HONG KONG -- A Huawei executive says that recent U.S. sanctions against the company have caused a shortage of computer chips for the company, hurting the growth of its smartphone business.
Richard Yu, president of Huawei Technologies’ consumer business, said at a company conference for developers on Thursday that the company has still managed to gain a 51% market share in the Chinese smartphone industry.
The U.S. has imposed various sanctions on Huawei, citing national security concerns. The latest, ordered in August, restrict foreign semiconductor companes from selling chips to Huawei that are produced using American technology.
“Even after this third blow, we still managed to achieve growth,” said Yu, who acknowledged that growth had been impacted over the last month.
In May, the U.S. barred chipmakers that use U.S. technology and software to design chips from selling to the Shenzhen-based company without a license.
A year earlier, the U.S. government put the company on its trade blacklist, banning Huawei from doing business with U.S. companies after the Trump administration said Huawei was a national security threat.
The U.S. alleges that Huawei could conduct intelligence for the Chinese government and has urged its allies to exclude Huawei from its telecommunications networks. Huawei has vehemently denied these accusations.
Despite the troubles with Washington, in 2019 Huawei shipped over 240 million phones globally, and was the second biggest smartphone maker in the world. In the first half of 2020, the company generated revenues of 434 billion yuan (about $63 billion), up 13.1% from the same period a year earlier.

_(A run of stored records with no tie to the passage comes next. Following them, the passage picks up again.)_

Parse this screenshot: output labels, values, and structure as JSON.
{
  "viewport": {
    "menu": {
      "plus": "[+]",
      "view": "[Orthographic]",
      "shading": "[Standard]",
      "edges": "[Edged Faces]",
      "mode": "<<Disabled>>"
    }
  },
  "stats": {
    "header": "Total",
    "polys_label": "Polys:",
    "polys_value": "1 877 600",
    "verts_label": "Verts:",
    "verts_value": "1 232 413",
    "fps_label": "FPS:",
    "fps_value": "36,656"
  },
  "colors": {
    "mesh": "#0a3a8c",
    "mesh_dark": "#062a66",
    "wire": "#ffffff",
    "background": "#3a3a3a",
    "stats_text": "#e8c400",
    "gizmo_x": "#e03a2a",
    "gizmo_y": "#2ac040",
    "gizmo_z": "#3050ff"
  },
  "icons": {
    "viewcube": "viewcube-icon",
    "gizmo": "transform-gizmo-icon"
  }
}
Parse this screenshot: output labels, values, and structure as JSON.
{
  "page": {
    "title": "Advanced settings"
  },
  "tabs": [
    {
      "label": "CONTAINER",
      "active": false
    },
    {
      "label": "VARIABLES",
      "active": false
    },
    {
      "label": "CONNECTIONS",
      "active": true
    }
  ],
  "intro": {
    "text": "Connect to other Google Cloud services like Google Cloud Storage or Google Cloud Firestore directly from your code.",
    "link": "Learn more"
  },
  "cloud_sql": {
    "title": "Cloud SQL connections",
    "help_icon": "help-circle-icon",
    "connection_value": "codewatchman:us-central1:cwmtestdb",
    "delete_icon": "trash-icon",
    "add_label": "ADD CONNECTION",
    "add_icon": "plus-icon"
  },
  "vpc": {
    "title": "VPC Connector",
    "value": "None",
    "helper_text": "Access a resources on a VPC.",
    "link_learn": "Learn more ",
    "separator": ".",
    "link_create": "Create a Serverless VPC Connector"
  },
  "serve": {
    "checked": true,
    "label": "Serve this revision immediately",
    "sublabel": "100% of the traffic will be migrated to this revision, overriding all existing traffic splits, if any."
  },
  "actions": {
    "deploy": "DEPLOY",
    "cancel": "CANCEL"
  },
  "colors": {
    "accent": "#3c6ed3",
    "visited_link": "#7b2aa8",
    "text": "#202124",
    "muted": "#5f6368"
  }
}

Yu said the company plans to make its proprietary operating system HarmonyOS available to devices including its smartphones, some of which still operate on the Android system. Earlier, the company had said HarmonyOS was meant for devices such as smartwatches and TVs, among others.